Tabish Khan loves art and visits hundreds of exhibitions a year. But every now and then he comes across something in the art world that doesn’t meet his approval.
The Covid19 pandemic has meant the art world has had to suddenly pivot to hosting everything online. For the most part the response has been fantastic with video walkthroughs, virtual reality (VR) exhibitions and those hosted on websites and other third party websites.
Given the lock-down came faster and will last longer than many expected it to at the beginning, it’s impressive how much content has been made available online so quickly.
I’ve been getting lots of press releases about online exhibitions and it’s very much a let down to see the occasional collection of installation shots promoted as an online exhibition. This is not just me picking on small emerging artists and galleries that can’t afford a fancy VR experience, as I’ve seen more established galleries doing the same.
Of course seeing work online isn’t the same as in person but there’s a lot can be done to make the experience work – including more text because there’s no invigilator to ask questions of, and most are put off by the ‘enquire’ button unless we’re seriously considering buying the work.
Including a video or audio clip of the artist or curator talking about the work goes a long way towards providing a personal touch to an often impersonal experience. That’s something anyone with access to a smartphone can do.
It’s also unclear why many online exhibitions have an end date. Sure some are hosted on platforms that require a monthly fee so have to come down, but others on gallery websites appear to be time limited for no reason. It would be a valuable resource to keep these shows archived so people can visit after they have ‘closed’, and I can’t imagine they take up too much server space.
Despite these hang ups I’m a massive fan of online exhibitions as an option to go alongside physical shows, and I hope they continue to proliferate after the pandemic is over.
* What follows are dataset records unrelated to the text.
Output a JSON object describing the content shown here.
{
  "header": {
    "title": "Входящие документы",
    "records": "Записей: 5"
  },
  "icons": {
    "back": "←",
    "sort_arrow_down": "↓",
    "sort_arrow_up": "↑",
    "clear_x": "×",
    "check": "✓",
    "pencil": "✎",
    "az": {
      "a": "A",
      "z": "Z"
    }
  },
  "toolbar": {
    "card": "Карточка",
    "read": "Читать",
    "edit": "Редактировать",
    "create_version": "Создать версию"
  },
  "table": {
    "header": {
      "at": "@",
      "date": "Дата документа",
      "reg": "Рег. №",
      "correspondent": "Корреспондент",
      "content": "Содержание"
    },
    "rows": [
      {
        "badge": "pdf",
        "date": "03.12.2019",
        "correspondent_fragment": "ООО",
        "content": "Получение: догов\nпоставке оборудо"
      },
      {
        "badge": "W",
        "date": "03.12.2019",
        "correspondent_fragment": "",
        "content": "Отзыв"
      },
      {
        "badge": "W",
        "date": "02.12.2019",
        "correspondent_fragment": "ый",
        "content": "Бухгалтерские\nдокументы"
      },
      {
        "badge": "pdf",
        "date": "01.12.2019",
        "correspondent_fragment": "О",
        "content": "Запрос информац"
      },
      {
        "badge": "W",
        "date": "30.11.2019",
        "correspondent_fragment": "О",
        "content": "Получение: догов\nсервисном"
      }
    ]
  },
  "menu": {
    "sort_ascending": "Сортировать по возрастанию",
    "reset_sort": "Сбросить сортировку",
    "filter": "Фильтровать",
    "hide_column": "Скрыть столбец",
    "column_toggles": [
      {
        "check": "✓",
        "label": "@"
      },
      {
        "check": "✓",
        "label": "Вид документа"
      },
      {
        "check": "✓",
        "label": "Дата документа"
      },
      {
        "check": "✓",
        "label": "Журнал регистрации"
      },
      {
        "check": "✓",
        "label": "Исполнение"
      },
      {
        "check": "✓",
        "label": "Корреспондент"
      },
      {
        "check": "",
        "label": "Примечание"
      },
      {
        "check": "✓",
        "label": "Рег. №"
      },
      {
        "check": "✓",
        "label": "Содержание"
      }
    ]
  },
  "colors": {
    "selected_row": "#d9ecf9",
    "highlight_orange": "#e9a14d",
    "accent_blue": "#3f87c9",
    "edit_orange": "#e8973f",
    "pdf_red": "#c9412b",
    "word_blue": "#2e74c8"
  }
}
They allow those with accessibility requirements to access shows they wouldn’t ordinarily be able to visit and allow us all to see exhibitions in different countries without the carbon and financial outlay of catching a flight to visit an exhibition, art fair or biennial.
It’s also a great vessel for viewing video art; video made up three of my online picks for FAD and watching the works on my sofa is more pleasant than in the often uncomfortable settings of the gallery, when I may be too stretched for time to see a lengthy film.
Some video works relate specifically to an installation in the gallery, yet it’s never been clear to me why ones that don’t aren’t available online at the same time as when they’re on in a gallery, given the exhibitions are often free to visit. Having the choice of when to see a piece of video art and in the comfort of your home often makes for a richer viewing experience.
For more in this series, see my thoughts on Turner Prize 2019, artist’s request for feedback, the reaction to the shredded Banksy, #FriezeWeek, Blockchain hype, Finding art, Private views, Art itself, Appointment only exhibitions, Artificial Intelligence replacing artists, Everyone’s a Critic, Photo London, The Turner Prize, Art for art’s sake, Conceptual art is complicated, Condo, How performance art is presented in museums, Frieze week floozies, too much respect for an artist’s legacy, opinions not being welcome, an exhibition across three countries, tackling race and gender in art, artist-curators, art fair hype, top 5s and top 10s, our political art is terrible, gap left by Brian Sewell, how art never learned from the Simpsons, why artspeak won’t die, so-called reviews, bad reviews are bad for business, the $179m dollar headline, art fairs appealing to the masses, false opening hours, size matters and what’s wrong with video art.
Image copyright of the Cleveland Museum of Art and not related to this article.